Data is transferred by a third-party information service from each location, from which DTCs are created for each deposit location. This information is then entered into the check-processing system at the destination bank for deposit.
Understanding Depository Transfer Checks
Depository transfer checks are used by companies to collect revenue from multiple locations, which are then deposited in one lump sum at a bank or other institution. They are also called depository transfer drafts.
The third-party information service used to transfer the data does so through a concentration bank. A concentration bank is the organization's primary financial institution, or where it conducts the majority of its financial transactions. The concentration bank then creates DTCs for each deposit location, which is entered into the system.
A depository transfer check looks like a personal check, except that "Depository Transfer Check" is written across the top center of the face of the check. These instruments are non-negotiable and do not bear a signature.
DTCs are not to be confused with overnight deposits. Businesses are given a key for a secured dropbox. Deposits, which are placed in a bag with deposit slips, are dropped off in this dropbox after business hours. The bank opens the drop box in the morning and deposits the overnight deposit into the business' checking account.
DTCs vs. Automatic Clearing House (ACH) Systems
DTC-based systems have slowly been replaced by Automatic Clearing House (ACH). ACH systems are electronic funds-transfer systems that generally deal with payroll, direct deposit, tax refunds, consumer bills, and other payment systems in the United States. Roughly 10,000 institutions across the country use ACHs, which are considered to be faster, cheaper, and more efficient.
As noted above, depository transfer checks enable companies to better manage their inflows. Corporate cash management is generally managed by a corporate treasurer, particularly if the firm is quite large.
For example, Goldman Sachs has a robust treasury team to ensure its cash is managed in a manner that maintains its value and mitigates several key risks, related to changes in interest rates, credit, currency, commodities, and operations. Cash management is critical to ensuring a company's financial stability and solvency or its ability to meet its long-term financial obligations.

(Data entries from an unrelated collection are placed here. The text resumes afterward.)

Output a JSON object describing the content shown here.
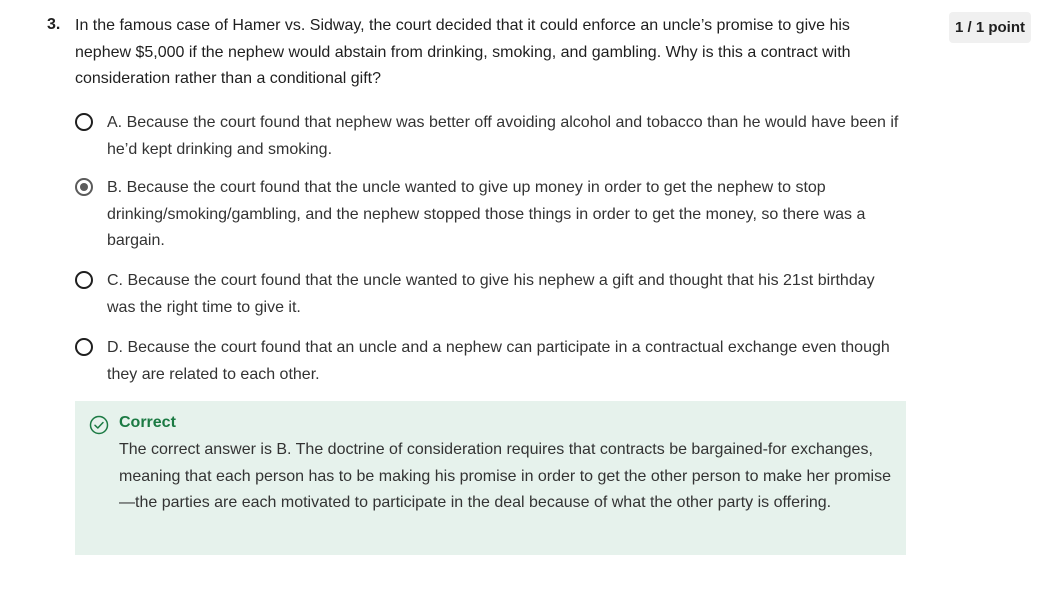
{
  "question": {
    "number": "3.",
    "text": "In the famous case of Hamer vs. Sidway, the court decided that it could enforce an uncle’s promise to give his nephew $5,000 if the nephew would abstain from drinking, smoking, and gambling. Why is this a contract with consideration rather than a conditional gift?",
    "score": "1 / 1 point"
  },
  "options": [
    {
      "text": "A. Because the court found that nephew was better off avoiding alcohol and tobacco than he would have been if he’d kept drinking and smoking.",
      "selected": false
    },
    {
      "text": "B. Because the court found that the uncle wanted to give up money in order to get the nephew to stop drinking/smoking/gambling, and the nephew stopped those things in order to get the money, so there was a bargain.",
      "selected": true
    },
    {
      "text": "C. Because the court found that the uncle wanted to give his nephew a gift and thought that his 21st birthday was the right time to give it.",
      "selected": false
    },
    {
      "text": "D. Because the court found that an uncle and a nephew can participate in a contractual exchange even though they are related to each other.",
      "selected": false
    }
  ],
  "feedback": {
    "icon": "check-circle-icon",
    "title": "Correct",
    "text": "The correct answer is B. The doctrine of consideration requires that contracts be bargained-for exchanges, meaning that each person has to be making his promise in order to get the other person to make her promise—the parties are each motivated to participate in the deal because of what the other party is offering."
  },
  "colors": {
    "correct_green": "#1b7a43",
    "feedback_bg": "#e6f2ec",
    "badge_bg": "#f0f0f0"
  }
}
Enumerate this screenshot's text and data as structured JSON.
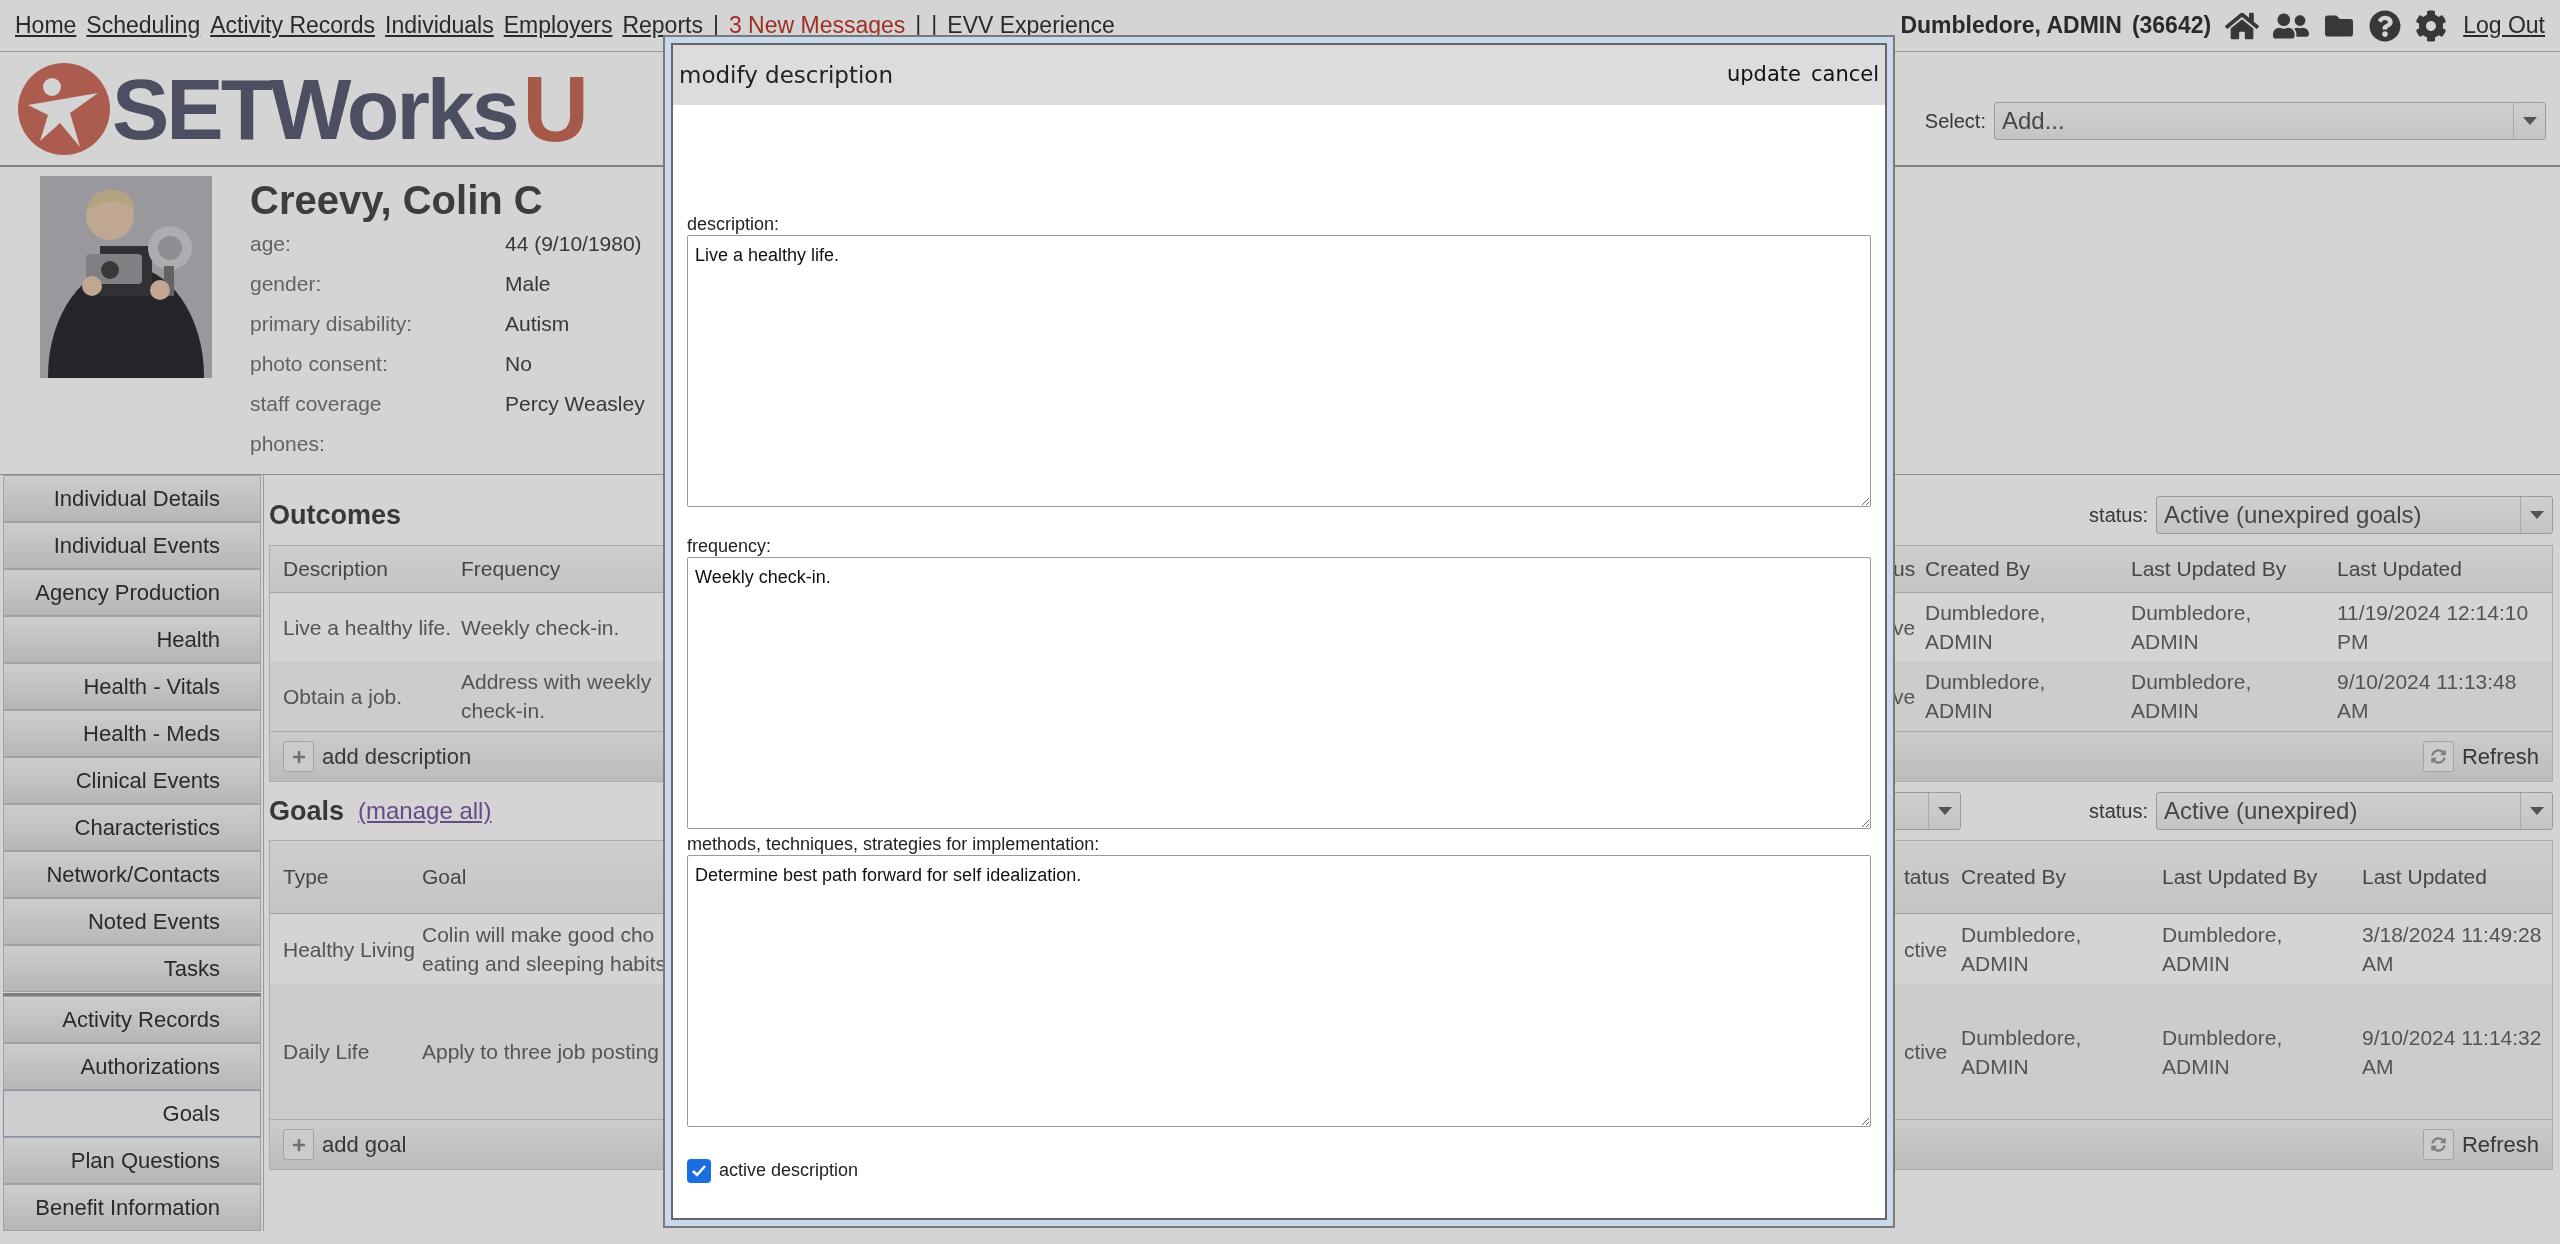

DTCs and ACHs can help some organizations track cash inflows. These systems often help organize accounts receivable (AR), along with collection rates.